● **TASK BRIEF**
Copy every line of the data in which the word "name" occurs.

● **RECORDS TO PROCESS**
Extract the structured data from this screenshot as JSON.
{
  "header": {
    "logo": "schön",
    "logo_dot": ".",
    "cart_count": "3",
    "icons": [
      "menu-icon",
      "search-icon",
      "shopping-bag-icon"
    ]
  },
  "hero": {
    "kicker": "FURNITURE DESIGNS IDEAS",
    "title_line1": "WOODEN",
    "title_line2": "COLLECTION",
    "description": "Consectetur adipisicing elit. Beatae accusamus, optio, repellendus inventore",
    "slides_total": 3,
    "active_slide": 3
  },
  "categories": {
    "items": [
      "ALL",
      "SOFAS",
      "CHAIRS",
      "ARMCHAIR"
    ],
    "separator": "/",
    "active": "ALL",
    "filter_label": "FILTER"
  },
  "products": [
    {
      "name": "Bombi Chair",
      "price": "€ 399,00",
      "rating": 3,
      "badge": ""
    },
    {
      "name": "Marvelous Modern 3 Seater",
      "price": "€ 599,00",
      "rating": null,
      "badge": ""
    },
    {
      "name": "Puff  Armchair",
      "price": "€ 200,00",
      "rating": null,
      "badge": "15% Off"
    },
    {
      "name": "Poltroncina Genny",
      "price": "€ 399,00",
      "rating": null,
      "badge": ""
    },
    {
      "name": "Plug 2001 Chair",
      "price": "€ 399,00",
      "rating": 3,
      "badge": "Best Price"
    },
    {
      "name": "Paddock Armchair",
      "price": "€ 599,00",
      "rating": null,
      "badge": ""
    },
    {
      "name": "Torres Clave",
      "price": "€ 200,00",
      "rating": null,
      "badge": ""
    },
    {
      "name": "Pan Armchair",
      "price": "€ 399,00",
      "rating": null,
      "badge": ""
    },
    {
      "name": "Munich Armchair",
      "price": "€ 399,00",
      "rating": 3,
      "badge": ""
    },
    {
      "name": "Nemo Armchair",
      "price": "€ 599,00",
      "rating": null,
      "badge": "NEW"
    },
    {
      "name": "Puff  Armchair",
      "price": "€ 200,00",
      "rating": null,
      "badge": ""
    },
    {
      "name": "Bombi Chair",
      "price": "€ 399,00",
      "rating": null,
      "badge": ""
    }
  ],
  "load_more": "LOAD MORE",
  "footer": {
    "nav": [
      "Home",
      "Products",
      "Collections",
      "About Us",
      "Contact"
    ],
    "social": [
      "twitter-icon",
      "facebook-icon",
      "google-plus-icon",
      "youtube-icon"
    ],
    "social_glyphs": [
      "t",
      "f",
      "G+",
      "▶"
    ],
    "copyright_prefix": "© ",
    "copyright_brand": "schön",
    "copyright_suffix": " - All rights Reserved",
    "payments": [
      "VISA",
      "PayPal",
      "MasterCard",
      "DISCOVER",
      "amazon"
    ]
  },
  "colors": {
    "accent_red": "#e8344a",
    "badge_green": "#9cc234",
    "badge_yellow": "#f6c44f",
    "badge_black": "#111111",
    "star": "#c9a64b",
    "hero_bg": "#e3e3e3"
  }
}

● **RESULT OF THIS TASK**
      "name": "Bombi Chair",
      "name": "Marvelous Modern 3 Seater",
      "name": "Puff  Armchair",
      "name": "Poltroncina Genny",
      "name": "Plug 2001 Chair",
      "name": "Paddock Armchair",
      "name": "Torres Clave",
      "name": "Pan Armchair",
      "name": "Munich Armchair",
      "name": "Nemo Armchair",
      "name": "Puff  Armchair",
      "name": "Bombi Chair",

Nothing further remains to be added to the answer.